======== Information given ========
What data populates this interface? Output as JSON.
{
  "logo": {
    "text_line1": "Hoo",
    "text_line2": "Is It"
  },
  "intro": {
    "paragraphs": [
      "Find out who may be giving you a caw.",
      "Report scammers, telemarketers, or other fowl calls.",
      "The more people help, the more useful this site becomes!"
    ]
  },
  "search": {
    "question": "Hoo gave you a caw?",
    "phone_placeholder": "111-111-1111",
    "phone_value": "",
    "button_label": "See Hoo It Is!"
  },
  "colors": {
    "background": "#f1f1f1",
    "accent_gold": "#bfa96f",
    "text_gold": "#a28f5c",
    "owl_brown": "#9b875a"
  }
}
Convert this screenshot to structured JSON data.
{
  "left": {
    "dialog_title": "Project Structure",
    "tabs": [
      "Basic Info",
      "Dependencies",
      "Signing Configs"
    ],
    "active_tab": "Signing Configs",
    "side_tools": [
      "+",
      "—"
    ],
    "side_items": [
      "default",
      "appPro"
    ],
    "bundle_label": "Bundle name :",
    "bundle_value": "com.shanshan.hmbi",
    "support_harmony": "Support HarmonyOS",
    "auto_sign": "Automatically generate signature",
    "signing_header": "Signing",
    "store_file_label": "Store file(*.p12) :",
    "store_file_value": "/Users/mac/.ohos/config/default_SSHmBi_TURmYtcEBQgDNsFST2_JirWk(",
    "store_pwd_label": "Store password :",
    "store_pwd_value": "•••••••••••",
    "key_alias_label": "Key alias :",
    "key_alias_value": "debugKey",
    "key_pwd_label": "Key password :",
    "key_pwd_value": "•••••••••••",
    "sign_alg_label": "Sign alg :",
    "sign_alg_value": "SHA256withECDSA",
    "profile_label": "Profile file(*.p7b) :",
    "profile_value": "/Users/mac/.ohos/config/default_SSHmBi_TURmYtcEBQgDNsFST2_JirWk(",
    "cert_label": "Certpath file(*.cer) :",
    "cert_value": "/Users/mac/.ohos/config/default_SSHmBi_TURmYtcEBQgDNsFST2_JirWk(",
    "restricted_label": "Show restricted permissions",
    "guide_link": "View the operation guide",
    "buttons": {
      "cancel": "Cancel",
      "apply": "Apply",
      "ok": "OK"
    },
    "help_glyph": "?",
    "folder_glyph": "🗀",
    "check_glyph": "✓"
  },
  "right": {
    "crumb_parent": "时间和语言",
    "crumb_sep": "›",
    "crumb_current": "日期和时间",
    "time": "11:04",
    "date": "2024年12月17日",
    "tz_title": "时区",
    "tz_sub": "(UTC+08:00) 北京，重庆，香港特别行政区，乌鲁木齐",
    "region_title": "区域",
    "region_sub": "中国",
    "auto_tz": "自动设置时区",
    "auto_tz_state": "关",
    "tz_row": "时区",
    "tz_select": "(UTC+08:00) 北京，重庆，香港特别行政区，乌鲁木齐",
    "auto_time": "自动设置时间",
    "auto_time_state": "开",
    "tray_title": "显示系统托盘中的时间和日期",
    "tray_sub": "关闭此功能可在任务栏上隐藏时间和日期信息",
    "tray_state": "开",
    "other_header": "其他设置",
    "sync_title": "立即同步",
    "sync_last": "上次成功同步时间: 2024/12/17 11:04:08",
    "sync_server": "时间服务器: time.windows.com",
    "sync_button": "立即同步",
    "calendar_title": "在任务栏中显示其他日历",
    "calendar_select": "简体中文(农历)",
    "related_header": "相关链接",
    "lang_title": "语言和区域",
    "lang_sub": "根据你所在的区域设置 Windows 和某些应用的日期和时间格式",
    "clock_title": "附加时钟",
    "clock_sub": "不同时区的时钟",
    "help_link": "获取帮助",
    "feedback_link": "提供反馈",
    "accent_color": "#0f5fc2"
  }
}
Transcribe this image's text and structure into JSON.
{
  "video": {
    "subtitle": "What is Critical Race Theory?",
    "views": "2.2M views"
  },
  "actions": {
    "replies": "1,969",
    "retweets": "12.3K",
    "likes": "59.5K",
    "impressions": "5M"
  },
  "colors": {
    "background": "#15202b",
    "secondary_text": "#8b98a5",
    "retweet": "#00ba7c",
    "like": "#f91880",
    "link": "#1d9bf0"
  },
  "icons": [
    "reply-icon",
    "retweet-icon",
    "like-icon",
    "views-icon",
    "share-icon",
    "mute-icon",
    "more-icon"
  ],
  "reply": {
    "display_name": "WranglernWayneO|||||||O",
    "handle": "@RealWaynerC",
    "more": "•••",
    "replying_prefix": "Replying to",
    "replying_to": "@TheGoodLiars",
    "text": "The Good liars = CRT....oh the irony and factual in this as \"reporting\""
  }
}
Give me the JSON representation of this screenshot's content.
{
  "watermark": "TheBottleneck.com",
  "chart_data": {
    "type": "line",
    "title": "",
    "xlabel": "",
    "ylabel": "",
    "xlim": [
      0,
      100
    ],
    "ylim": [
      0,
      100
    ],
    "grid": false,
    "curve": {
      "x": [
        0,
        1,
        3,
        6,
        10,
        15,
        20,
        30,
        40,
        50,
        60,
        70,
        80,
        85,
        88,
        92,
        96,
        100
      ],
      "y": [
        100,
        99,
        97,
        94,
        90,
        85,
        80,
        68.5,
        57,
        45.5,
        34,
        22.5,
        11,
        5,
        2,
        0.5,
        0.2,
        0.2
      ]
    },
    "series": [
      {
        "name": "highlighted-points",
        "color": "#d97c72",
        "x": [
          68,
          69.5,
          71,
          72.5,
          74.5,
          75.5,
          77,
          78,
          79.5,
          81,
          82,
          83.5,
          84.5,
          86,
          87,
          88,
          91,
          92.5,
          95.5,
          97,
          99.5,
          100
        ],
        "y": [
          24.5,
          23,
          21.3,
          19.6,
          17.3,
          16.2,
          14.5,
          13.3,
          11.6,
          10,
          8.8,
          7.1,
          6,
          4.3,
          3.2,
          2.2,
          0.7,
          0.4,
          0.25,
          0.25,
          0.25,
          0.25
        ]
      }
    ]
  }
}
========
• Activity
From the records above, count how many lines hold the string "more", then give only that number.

• Solution to the problem
3